While Franklin waited for a tall tower to be built in Philadelphia he hit upon the idea of flying a kite into a storm and drawing sparks from a key attached to the kite string. By the time he successfully carried this out in June 1752 his original experiment had twice been successfully conducted in France, although news of this had not yet reached America.
Franklin was the first to use the terms positive and negative to describe electric charge. He also came up with the concepts of batteries and capacitors and the distinction between insulators and conductors.
Aside from explaining the nature of lightning, Franklin made other contributions to meteorology.He explained the paradox that an easterly storm could affect Philadelphia before it reached Boston, even though Boston lay further east. The answer was that the storm was a large whirling vortex of wind that moved eastwards across the land.
He correctly deduced from summertime hail that there must be a high layer in the atmosphere where temperatures were always as cold as winter. He astutely blamed volcanic eruptions in Iceland for “dry fog” experienced throughout the northern hemisphere in 1784 that brought an extremely cold winter.
Franklin had time to indulge in scientific speculations, as well as enter politics, because he had been so successful as a printer he was able to retire at forty-two. Among his popular productions was Poor Richard’s Almanack which contained information on tides, moon cycles, weather, sundry advice and pithy sayings such as “A countryman between two lawyers is like a fish between two cats.”
Borrowing a trick from Jonathon Swift, Franklin predicted the death of a rival. When the due date arrived, he pronounced the man dead. When his rival claimed to be still alive, Franklin dismissed the protests as a cruel hoax perpetrated by others trying to make money from the dead man’s name.

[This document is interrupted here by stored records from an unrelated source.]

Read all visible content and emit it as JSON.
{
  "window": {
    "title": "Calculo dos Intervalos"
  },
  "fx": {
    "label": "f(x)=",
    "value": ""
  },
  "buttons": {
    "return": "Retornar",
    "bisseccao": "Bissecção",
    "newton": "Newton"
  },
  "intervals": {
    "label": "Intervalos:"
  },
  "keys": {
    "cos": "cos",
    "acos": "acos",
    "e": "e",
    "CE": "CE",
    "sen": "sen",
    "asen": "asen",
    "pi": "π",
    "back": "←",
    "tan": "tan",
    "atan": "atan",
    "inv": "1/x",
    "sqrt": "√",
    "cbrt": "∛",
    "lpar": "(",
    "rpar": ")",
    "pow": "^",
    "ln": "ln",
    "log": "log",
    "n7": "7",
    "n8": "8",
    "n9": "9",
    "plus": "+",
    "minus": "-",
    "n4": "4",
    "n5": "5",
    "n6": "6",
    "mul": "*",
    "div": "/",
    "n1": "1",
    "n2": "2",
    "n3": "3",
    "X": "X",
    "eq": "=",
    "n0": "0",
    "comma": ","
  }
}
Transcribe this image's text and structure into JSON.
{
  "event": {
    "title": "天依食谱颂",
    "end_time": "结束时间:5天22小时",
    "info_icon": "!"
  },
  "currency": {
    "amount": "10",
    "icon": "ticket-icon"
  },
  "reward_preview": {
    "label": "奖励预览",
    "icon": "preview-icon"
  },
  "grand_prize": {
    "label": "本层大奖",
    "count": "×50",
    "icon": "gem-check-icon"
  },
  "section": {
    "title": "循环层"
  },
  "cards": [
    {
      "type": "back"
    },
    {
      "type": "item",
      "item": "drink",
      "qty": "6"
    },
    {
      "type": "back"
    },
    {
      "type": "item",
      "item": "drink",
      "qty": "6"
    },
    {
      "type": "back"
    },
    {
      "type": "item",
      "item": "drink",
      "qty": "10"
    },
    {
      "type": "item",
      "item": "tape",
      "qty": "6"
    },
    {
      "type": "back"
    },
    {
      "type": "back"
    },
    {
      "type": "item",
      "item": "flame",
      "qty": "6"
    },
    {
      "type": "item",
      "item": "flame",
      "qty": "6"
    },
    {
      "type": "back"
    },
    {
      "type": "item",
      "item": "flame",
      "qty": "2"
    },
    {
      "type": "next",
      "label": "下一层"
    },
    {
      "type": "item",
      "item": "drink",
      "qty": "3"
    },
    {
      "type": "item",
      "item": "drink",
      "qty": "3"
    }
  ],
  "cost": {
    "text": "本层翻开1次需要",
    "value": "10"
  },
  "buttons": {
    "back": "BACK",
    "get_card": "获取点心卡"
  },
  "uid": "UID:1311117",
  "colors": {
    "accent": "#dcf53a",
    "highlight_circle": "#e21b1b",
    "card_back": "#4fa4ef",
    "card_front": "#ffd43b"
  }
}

Franklin’s weather forecasts a year ahead were also tongue in cheek – “Ignorant men wonder how we astrologers fortell the weather so exactly…Alas! ‘tis easy as pissing abed. For instance: the stargazer peeps at the heavens through a long glass; he sees perhaps Taurus, or the great bull, in a mighty chase, stamping on the floor of his house, swinging his tail about …Distance being considered, and time allowed for all this to come down, there you have wind and thunder.”
Franklin’s scientific work made him the most famous American in Britain and Europe. He was the first person outside Britain to receive the Royal Society’s Coply medal. Hailed by the German philosopher Immanuel Kant as the “modern Prometheus”, Franklin was elected a foreign associate of the French Acadamy of Sciences and received honory degrees from numerous universities.
In politics he played a vital role in the decades before the American Revolution. Once war broke out, he helped write the Declaration of Independence then was given the crucial task of handling the French alliance. Hailed as the “electrical ambassador” in France, the French statesman Turgot said of Franklin “He snatched lightning from heaven and the sceptre from tyrants.” One portrait showed Franklin enthroned in the sky surrounded by winged deities with a lightning bolt behind him. Louis XVI, although helping the American cause, had a Sevres chamber pot made with Franklin’s portrait inside as a gift for one of Franklin’s admirers.
By the time Britain was defeated and a treaty negotiated, Franklin was eighty. Sailing home, he found time to measure the depth of the Gulf Stream using a corked bottle on a thirty-five fathom line. The pressure at depth forced the cork into the bottle followed by deep water. Pulled back to the surface, the water temperature was 12 F colder than the surface, proving that the Gulf Stream was a relatively shallow layer of warm water.
Back on land, Franklin returned to politics and helped revise the Constitution, before dying aged 83, one of the most remarkable statesmen-scientists the world has seen.